--- START ---

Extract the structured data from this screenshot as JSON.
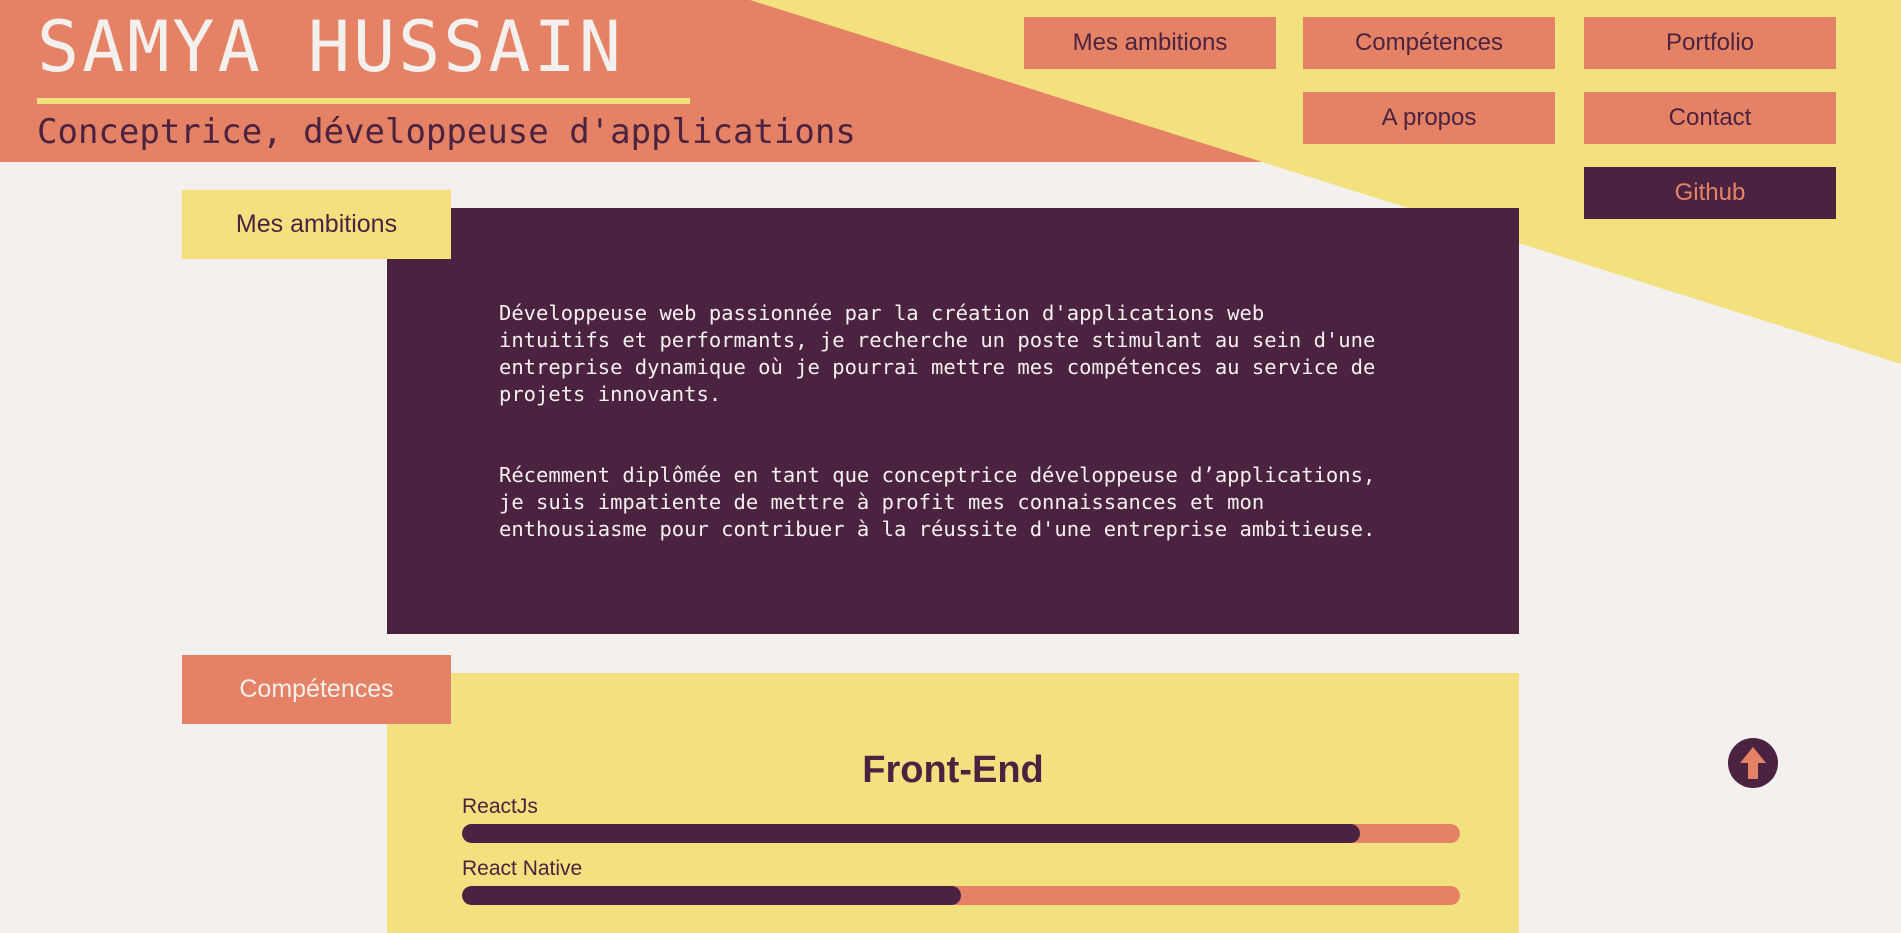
{
  "colors": {
    "coral": "#e58265",
    "yellow": "#f3e07e",
    "plum": "#4b2340",
    "cream": "#f4f0ee"
  },
  "header": {
    "name": "SAMYA HUSSAIN",
    "subtitle": "Conceptrice, développeuse d'applications"
  },
  "nav": {
    "ambitions": "Mes ambitions",
    "competences": "Compétences",
    "portfolio": "Portfolio",
    "apropos": "A propos",
    "contact": "Contact",
    "github": "Github"
  },
  "ambitions": {
    "tab_label": "Mes ambitions",
    "paragraph1": "Développeuse web passionnée par la création d'applications web\nintuitifs et performants, je recherche un poste stimulant au sein d'une\nentreprise dynamique où je pourrai mettre mes compétences au service de\nprojets innovants.",
    "paragraph2": "Récemment diplômée en tant que conceptrice développeuse d’applications,\nje suis impatiente de mettre à profit mes connaissances et mon\nenthousiasme pour contribuer à la réussite d'une entreprise ambitieuse."
  },
  "competences": {
    "tab_label": "Compétences",
    "group_title": "Front-End",
    "skills": [
      {
        "label": "ReactJs",
        "level": 0.9
      },
      {
        "label": "React Native",
        "level": 0.5
      }
    ]
  },
  "scroll_top": {
    "icon": "arrow-up-icon"
  }
}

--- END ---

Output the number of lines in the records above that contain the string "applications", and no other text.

3